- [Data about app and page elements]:
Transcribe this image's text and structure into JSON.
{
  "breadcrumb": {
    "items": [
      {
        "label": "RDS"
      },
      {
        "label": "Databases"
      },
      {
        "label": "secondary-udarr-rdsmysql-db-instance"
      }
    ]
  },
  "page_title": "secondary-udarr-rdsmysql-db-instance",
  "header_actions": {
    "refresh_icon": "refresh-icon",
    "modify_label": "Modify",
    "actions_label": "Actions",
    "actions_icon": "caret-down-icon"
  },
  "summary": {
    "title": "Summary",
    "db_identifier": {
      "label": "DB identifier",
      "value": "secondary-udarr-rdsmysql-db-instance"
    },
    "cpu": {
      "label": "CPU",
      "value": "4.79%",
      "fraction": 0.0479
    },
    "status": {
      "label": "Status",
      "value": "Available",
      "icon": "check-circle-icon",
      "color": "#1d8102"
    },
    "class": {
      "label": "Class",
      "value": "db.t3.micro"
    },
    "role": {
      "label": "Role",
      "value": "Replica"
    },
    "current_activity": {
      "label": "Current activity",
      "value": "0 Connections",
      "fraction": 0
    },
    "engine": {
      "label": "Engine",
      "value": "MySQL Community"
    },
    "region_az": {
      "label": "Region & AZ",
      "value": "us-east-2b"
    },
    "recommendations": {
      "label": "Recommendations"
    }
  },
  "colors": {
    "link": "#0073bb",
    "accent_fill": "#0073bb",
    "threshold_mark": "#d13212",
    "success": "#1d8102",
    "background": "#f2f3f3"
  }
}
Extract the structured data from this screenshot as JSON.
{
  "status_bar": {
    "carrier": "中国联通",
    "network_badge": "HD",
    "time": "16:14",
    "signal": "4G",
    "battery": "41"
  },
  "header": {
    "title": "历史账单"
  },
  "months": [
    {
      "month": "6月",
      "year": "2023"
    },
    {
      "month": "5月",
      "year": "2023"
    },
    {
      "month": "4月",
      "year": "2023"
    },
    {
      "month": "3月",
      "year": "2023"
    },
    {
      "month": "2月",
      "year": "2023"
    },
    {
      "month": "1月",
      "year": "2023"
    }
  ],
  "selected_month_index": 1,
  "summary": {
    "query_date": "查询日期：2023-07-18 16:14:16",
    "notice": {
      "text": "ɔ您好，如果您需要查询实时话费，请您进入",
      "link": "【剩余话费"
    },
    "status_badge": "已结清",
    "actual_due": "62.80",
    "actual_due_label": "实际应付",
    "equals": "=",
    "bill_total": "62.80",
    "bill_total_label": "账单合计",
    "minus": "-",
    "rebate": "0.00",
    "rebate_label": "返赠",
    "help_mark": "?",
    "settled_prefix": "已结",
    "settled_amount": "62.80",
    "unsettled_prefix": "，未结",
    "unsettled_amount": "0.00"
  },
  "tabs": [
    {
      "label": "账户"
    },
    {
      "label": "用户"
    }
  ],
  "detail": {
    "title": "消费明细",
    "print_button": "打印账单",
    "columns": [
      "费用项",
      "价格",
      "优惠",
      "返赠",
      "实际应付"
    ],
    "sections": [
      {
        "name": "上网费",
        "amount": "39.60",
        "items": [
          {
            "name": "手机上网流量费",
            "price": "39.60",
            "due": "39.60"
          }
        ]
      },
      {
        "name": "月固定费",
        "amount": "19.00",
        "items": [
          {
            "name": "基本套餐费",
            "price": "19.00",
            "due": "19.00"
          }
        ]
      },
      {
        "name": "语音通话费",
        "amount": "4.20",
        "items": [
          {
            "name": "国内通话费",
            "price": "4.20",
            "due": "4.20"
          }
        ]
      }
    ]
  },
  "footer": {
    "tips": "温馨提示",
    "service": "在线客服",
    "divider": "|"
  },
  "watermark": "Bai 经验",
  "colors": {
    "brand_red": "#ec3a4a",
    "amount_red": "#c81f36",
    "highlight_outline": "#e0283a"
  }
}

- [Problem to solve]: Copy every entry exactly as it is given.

- [Exercise solution]:
Transcribe this image's text and structure into JSON.
{
  "breadcrumb": {
    "items": [
      {
        "label": "RDS"
      },
      {
        "label": "Databases"
      },
      {
        "label": "secondary-udarr-rdsmysql-db-instance"
      }
    ]
  },
  "page_title": "secondary-udarr-rdsmysql-db-instance",
  "header_actions": {
    "refresh_icon": "refresh-icon",
    "modify_label": "Modify",
    "actions_label": "Actions",
    "actions_icon": "caret-down-icon"
  },
  "summary": {
    "title": "Summary",
    "db_identifier": {
      "label": "DB identifier",
      "value": "secondary-udarr-rdsmysql-db-instance"
    },
    "cpu": {
      "label": "CPU",
      "value": "4.79%",
      "fraction": 0.0479
    },
    "status": {
      "label": "Status",
      "value": "Available",
      "icon": "check-circle-icon",
      "color": "#1d8102"
    },
    "class": {
      "label": "Class",
      "value": "db.t3.micro"
    },
    "role": {
      "label": "Role",
      "value": "Replica"
    },
    "current_activity": {
      "label": "Current activity",
      "value": "0 Connections",
      "fraction": 0
    },
    "engine": {
      "label": "Engine",
      "value": "MySQL Community"
    },
    "region_az": {
      "label": "Region & AZ",
      "value": "us-east-2b"
    },
    "recommendations": {
      "label": "Recommendations"
    }
  },
  "colors": {
    "link": "#0073bb",
    "accent_fill": "#0073bb",
    "threshold_mark": "#d13212",
    "success": "#1d8102",
    "background": "#f2f3f3"
  }
}
Extract the structured data from this screenshot as JSON.
{
  "status_bar": {
    "carrier": "中国联通",
    "network_badge": "HD",
    "time": "16:14",
    "signal": "4G",
    "battery": "41"
  },
  "header": {
    "title": "历史账单"
  },
  "months": [
    {
      "month": "6月",
      "year": "2023"
    },
    {
      "month": "5月",
      "year": "2023"
    },
    {
      "month": "4月",
      "year": "2023"
    },
    {
      "month": "3月",
      "year": "2023"
    },
    {
      "month": "2月",
      "year": "2023"
    },
    {
      "month": "1月",
      "year": "2023"
    }
  ],
  "selected_month_index": 1,
  "summary": {
    "query_date": "查询日期：2023-07-18 16:14:16",
    "notice": {
      "text": "ɔ您好，如果您需要查询实时话费，请您进入",
      "link": "【剩余话费"
    },
    "status_badge": "已结清",
    "actual_due": "62.80",
    "actual_due_label": "实际应付",
    "equals": "=",
    "bill_total": "62.80",
    "bill_total_label": "账单合计",
    "minus": "-",
    "rebate": "0.00",
    "rebate_label": "返赠",
    "help_mark": "?",
    "settled_prefix": "已结",
    "settled_amount": "62.80",
    "unsettled_prefix": "，未结",
    "unsettled_amount": "0.00"
  },
  "tabs": [
    {
      "label": "账户"
    },
    {
      "label": "用户"
    }
  ],
  "detail": {
    "title": "消费明细",
    "print_button": "打印账单",
    "columns": [
      "费用项",
      "价格",
      "优惠",
      "返赠",
      "实际应付"
    ],
    "sections": [
      {
        "name": "上网费",
        "amount": "39.60",
        "items": [
          {
            "name": "手机上网流量费",
            "price": "39.60",
            "due": "39.60"
          }
        ]
      },
      {
        "name": "月固定费",
        "amount": "19.00",
        "items": [
          {
            "name": "基本套餐费",
            "price": "19.00",
            "due": "19.00"
          }
        ]
      },
      {
        "name": "语音通话费",
        "amount": "4.20",
        "items": [
          {
            "name": "国内通话费",
            "price": "4.20",
            "due": "4.20"
          }
        ]
      }
    ]
  },
  "footer": {
    "tips": "温馨提示",
    "service": "在线客服",
    "divider": "|"
  },
  "watermark": "Bai 经验",
  "colors": {
    "brand_red": "#ec3a4a",
    "amount_red": "#c81f36",
    "highlight_outline": "#e0283a"
  }
}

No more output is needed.